======== Dataset excerpts ========

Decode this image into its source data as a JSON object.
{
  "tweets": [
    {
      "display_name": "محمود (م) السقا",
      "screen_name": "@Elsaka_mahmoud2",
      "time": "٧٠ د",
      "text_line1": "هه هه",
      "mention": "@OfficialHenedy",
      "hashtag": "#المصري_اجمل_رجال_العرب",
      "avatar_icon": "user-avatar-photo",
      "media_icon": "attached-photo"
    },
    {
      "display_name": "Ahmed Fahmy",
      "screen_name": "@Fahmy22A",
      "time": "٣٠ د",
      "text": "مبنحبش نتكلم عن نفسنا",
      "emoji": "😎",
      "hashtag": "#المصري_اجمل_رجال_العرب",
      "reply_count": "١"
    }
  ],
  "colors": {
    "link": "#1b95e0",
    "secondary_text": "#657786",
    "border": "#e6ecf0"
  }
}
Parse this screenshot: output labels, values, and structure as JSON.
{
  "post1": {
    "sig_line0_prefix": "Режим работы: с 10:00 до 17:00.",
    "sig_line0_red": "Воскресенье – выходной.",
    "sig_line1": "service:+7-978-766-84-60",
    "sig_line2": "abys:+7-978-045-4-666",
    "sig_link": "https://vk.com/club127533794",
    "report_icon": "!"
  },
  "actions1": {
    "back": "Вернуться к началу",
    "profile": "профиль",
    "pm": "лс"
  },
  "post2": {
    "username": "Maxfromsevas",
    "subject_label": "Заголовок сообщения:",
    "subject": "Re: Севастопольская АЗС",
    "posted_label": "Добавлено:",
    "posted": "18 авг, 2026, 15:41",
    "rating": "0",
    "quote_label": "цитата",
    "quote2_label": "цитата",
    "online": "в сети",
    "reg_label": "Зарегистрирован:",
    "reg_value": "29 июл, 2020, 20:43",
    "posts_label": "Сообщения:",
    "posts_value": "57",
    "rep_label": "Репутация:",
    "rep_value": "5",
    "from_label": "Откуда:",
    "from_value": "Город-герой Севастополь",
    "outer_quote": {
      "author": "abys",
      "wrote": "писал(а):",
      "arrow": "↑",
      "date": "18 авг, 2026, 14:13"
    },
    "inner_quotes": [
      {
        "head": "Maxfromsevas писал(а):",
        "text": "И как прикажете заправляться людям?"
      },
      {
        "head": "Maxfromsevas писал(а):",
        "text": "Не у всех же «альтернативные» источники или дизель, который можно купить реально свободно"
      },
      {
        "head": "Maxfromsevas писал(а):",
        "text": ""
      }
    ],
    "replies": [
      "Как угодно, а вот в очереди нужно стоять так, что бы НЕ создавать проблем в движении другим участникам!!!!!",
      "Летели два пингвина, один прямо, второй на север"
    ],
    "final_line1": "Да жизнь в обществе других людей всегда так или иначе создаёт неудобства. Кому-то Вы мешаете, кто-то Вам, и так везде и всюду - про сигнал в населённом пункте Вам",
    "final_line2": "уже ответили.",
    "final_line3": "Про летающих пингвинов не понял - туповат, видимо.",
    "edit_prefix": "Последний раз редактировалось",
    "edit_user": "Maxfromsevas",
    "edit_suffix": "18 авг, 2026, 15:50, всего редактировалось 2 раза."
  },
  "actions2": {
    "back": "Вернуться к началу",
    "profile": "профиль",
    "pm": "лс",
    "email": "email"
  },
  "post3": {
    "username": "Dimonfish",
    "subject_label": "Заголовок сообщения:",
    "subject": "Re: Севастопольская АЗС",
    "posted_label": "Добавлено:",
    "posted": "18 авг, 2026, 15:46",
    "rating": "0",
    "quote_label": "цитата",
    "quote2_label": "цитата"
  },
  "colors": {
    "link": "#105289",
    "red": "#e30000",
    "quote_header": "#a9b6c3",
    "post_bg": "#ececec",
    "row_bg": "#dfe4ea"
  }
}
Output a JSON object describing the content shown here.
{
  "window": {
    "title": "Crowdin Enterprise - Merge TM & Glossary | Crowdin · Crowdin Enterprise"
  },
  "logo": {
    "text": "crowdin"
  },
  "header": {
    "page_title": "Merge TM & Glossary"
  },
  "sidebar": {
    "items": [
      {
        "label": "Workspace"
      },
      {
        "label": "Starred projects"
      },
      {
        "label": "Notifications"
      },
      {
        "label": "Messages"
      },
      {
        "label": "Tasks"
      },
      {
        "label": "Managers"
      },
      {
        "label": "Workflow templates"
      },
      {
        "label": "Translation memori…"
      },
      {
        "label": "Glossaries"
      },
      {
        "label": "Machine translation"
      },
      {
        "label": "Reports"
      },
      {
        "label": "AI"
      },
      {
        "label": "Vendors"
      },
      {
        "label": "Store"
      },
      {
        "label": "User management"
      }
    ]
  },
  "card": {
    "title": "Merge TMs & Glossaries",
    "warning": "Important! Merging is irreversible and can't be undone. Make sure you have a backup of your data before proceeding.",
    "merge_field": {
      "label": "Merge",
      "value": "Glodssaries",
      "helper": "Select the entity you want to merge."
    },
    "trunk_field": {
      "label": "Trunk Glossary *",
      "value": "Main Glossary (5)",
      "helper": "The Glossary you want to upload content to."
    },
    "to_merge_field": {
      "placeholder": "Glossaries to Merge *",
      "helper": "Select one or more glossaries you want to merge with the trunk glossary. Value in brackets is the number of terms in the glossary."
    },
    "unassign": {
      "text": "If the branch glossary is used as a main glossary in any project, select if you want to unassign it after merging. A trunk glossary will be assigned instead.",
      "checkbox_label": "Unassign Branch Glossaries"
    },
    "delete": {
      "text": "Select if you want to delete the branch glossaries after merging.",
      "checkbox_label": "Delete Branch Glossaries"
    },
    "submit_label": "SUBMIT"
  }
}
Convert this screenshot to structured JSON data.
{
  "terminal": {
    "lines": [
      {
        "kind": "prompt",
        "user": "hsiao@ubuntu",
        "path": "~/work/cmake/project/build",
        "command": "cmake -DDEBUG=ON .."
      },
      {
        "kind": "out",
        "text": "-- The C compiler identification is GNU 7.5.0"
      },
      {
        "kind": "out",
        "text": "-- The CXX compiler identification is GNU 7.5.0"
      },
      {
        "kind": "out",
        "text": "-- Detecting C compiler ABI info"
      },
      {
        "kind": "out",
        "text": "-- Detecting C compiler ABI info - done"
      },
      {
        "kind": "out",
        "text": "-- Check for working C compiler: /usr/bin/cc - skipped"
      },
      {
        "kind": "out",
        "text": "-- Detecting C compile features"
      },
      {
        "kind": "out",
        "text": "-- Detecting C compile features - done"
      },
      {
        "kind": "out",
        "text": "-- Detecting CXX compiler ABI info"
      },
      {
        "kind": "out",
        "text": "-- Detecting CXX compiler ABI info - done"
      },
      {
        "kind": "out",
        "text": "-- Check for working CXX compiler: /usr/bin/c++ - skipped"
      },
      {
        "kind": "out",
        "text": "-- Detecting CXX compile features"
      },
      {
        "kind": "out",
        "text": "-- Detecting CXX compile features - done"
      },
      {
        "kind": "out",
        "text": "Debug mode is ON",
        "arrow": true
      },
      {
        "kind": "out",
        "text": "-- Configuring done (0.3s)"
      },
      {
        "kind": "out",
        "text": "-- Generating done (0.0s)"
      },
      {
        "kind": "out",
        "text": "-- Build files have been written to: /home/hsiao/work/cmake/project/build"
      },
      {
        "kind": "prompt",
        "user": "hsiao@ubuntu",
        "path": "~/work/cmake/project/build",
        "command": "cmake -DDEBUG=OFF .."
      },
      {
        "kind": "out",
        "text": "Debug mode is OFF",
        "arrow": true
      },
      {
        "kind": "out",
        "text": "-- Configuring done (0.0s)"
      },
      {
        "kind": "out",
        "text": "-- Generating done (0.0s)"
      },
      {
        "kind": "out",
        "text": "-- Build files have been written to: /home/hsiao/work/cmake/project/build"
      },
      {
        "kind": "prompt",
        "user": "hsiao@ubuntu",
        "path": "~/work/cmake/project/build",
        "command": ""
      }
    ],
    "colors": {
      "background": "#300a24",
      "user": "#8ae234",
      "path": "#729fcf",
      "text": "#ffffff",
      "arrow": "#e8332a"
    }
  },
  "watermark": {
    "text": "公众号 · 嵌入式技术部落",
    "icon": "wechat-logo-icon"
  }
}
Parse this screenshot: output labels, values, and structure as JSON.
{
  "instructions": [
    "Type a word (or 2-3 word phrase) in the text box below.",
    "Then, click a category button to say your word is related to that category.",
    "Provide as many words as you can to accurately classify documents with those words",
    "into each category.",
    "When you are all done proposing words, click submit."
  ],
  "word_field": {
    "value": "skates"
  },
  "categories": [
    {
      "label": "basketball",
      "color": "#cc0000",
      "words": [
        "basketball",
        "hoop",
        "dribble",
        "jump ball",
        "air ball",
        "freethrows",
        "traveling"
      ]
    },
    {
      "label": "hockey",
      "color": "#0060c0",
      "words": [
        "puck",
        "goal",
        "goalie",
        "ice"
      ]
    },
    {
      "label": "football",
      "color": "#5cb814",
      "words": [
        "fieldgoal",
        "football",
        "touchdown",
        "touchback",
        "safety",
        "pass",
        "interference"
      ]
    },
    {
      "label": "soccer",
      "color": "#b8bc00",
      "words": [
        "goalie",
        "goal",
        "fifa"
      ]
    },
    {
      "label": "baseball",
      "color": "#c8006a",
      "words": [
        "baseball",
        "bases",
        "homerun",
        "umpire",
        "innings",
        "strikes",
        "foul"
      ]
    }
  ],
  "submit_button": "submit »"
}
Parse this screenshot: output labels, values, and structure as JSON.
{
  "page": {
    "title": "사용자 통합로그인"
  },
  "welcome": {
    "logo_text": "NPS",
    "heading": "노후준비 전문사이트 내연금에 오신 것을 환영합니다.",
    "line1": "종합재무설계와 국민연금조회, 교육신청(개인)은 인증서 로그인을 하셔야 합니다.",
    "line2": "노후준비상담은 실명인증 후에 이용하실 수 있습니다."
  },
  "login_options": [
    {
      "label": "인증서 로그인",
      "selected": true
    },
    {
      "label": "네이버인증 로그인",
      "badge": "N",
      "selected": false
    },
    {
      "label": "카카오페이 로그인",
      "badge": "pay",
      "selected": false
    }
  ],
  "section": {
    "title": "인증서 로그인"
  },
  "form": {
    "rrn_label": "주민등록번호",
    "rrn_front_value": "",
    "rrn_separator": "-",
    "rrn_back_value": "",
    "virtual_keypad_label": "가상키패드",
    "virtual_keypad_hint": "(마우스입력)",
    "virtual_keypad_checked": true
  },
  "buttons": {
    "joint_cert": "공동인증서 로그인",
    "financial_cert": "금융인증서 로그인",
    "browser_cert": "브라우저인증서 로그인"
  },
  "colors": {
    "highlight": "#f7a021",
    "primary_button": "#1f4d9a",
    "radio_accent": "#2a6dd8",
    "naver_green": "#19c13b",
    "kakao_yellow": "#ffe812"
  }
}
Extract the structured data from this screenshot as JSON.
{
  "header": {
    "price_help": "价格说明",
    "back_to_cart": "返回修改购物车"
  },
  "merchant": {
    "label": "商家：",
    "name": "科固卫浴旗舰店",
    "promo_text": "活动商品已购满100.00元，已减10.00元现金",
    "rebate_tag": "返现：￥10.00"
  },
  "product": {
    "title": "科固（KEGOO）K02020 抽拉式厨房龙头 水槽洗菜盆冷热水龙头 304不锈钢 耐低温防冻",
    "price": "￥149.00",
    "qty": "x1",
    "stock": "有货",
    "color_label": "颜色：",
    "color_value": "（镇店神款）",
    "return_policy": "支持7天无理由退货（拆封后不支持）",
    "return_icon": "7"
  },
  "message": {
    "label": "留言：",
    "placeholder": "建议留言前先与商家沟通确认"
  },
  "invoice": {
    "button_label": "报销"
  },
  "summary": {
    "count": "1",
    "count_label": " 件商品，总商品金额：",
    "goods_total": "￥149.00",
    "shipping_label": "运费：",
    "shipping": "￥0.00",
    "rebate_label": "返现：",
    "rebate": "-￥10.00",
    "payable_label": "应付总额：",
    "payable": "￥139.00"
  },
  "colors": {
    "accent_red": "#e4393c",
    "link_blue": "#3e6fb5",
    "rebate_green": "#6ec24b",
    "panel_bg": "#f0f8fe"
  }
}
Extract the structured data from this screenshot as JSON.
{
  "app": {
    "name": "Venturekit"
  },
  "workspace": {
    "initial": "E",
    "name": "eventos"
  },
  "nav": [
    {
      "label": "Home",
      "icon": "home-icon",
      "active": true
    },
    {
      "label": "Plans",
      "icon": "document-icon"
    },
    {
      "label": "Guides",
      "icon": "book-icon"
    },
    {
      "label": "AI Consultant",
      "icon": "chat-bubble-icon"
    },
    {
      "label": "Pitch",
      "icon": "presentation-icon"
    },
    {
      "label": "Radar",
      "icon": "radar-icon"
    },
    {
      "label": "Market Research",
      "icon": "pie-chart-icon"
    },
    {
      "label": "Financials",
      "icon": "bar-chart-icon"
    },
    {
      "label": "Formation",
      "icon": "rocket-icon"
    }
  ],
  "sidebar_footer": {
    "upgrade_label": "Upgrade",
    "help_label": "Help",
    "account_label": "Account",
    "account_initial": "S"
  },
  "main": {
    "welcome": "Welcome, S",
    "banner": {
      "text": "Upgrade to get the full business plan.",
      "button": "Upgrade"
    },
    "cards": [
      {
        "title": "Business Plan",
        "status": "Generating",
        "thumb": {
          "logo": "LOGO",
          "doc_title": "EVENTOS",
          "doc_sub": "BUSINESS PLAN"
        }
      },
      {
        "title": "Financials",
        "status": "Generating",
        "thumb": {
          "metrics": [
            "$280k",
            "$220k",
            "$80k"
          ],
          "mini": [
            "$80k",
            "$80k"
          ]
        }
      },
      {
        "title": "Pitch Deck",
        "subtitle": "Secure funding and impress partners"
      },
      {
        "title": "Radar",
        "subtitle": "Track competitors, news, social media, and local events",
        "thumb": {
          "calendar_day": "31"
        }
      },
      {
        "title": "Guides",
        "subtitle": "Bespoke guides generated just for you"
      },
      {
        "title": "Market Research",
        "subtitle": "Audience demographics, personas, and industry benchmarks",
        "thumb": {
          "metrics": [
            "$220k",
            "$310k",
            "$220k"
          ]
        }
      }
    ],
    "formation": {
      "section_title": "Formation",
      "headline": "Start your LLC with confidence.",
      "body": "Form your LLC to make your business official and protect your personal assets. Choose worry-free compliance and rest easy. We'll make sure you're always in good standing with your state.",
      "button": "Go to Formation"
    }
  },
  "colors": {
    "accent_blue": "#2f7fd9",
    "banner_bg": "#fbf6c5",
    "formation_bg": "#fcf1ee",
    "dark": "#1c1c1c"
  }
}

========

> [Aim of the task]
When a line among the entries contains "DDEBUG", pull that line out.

> [Response for this exercise]
        "command": "cmake -DDEBUG=ON .."
        "command": "cmake -DDEBUG=OFF .."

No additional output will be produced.